Skip to main content
Dryad logo

Data from: Microglia responses to pro-inflammatory stimuli (LPS, IFNγ+TNFα) and reprogramming by resolving cytokines (IL-4, IL-10)

Citation

Lively, Starlee; Schlichter, Lyanne C. (2019), Data from: Microglia responses to pro-inflammatory stimuli (LPS, IFNγ+TNFα) and reprogramming by resolving cytokines (IL-4, IL-10), Dryad, Dataset, https://doi.org/10.5061/dryad.st860bt

Abstract

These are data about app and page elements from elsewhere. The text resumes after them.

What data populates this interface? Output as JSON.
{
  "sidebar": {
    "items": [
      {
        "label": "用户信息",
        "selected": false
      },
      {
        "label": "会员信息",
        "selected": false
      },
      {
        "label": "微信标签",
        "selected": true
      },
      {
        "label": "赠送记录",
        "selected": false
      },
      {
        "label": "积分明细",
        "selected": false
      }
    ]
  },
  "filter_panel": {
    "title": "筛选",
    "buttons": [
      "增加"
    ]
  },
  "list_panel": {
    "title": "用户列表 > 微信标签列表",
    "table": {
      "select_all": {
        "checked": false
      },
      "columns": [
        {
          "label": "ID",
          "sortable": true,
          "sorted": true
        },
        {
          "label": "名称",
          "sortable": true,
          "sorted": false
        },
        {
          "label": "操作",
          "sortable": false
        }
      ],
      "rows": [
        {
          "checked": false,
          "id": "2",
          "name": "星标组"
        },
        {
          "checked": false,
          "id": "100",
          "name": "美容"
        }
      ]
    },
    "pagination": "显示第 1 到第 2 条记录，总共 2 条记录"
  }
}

Microglia respond to CNS injuries and diseases with complex reactions, often called “activation.” A pro-inflammatory phenotype (also called classical or M1 activation) lies at one extreme of the reactivity spectrum. There were several motivations for this study. First, bacterial endotoxin (lipopolysaccharide, LPS) is the most commonly used pro-inflammatory stimulus for microglia, both in vitro and in vivo; however, pro-inflammatory cytokines (e.g., IFNγ, TNFα) rather than LPS will be encountered with sterile CNS damage and disease. We lack direct comparisons of responses between LPS and such cytokines. Second, while transcriptional profiling is providing substantial data on microglial responses to LPS, these studies mainly use mouse cells and models, and there is increasing evidence that responses of rat microglia can differ. Third, the cytokine milieu is dynamic after acute CNS damage, and an important question in microglial biology is: How malleable are their responses? There are very few studies of effects of resolving cytokines, particularly for rat microglia, and much of the work has focused on pro-inflammatory outcomes. Here, we first exposed primary rat microglia to LPS or to IFNγ+TNFα (I+T) and compared hallmark functional (nitric oxide production, migration) and molecular responses (almost 100 genes), including surface receptors that can be considered part of the sensome. Protein changes for exemplary molecules were also quantified: ARG1, CD206/MRC1, COX-2, iNOS, and PYK2. Despite some similarities, there were notable differences in responses to LPS and I+T. For instance, LPS often evoked higher pro-inflammatory gene expression and also increased several anti-inflammatory genes. Second, we compared the ability of two anti-inflammatory, resolving cytokines (IL-4, IL-10), to counteract responses to LPS and I+T. IL-4 was more effective after I+T than after LPS, and IL-10 was surprisingly ineffective after either stimulus. These results should prove useful in modeling microglial reactivity in vitro; and comparing transcriptional responses to sterile CNS inflammation in vivo.

Usage Notes